Date of Award


Publication Type

Doctoral Thesis

Degree Name





Psychology, Clinical.

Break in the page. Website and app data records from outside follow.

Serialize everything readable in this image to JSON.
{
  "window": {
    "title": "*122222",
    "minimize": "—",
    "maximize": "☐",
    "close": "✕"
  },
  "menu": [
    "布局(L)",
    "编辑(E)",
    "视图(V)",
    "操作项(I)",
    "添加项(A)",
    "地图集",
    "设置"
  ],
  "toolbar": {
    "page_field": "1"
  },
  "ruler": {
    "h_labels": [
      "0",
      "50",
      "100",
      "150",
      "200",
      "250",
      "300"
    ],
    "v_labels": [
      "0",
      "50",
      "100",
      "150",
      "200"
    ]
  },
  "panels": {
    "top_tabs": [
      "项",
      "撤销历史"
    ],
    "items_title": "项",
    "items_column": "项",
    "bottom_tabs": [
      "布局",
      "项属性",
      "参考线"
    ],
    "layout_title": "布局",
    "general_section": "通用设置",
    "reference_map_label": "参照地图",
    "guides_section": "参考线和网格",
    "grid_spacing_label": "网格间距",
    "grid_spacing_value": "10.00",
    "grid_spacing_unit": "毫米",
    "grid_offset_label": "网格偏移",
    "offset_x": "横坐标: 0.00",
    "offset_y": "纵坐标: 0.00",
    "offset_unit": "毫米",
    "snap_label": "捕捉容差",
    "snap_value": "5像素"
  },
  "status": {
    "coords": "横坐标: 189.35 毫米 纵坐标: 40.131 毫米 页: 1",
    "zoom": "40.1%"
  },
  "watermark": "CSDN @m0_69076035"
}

Most of the literature on the stress associated with the support of cancer patients is anecdotal and speculative. This study sought to systematically explore problems is giving support. A total of 157 family members and friends of cancer patients were involved; most were administered a questionnaire while waiting for patients undergoing radiation or chemotherapy treatment at a local clinic. The first objective was to identify some of the broader dimensions underlying specific support problems and to develop an instrument to tap these dimensions. Items generated by a literature review were presented to over 500 subjects. Through factor analysis, three basic dimensions were isolated: Affect Arousal, Task Ambiguity, and Personal Cost. These dimensions appeared consistently across the four types of support examined: Practical Help, Emotional Expression, Advice and Guidance, and Empathic Understanding. The questionnaire also included items tapping contextual or background variables, network characteristics, and satisfaction with support given in each domain. The second objective involved the examination of differences in support problems by type of support. For all four types of support, the ambiguity of the support task was most important, followed by personal cost. Affect arousal was found to be less salient in constraining support given. This was in contrast to many observations which cite the importance of negative emotional response in the experience of support problems. The third objective involved exploration of the correlates of support problems and of satisfaction with support given. Disease characteristics were not found to be particularly significant. An important demographic variable was age of the support person, with younger support persons experiencing more problems and less satisfaction with support given. The emotional reactions of the patient and the degree of involvement with the patient were both related to support problems and satisfaction. The effects of self-involvement and emotional reactions were less predictive for the immediate family than for friends and relatives. More distant, less involved support persons experienced more difficulties and les satisfaction. Contrary to expectations, the network was related to problems and satisfaction experienced. A higher number of relatives and friends in the community was associated with the perception of more support problems, particularly for younger support persons.Dept. of Psychology. Paper copy at Leddy Library: Theses & Major Papers - Basement, West Bldg. / Call Number: Thesis1984 .F754. Source: Dissertation Abstracts International, Volume: 46-02, Section: B, page: 0639. Thesis (Ph.D.)--University of Windsor (Canada), 1984.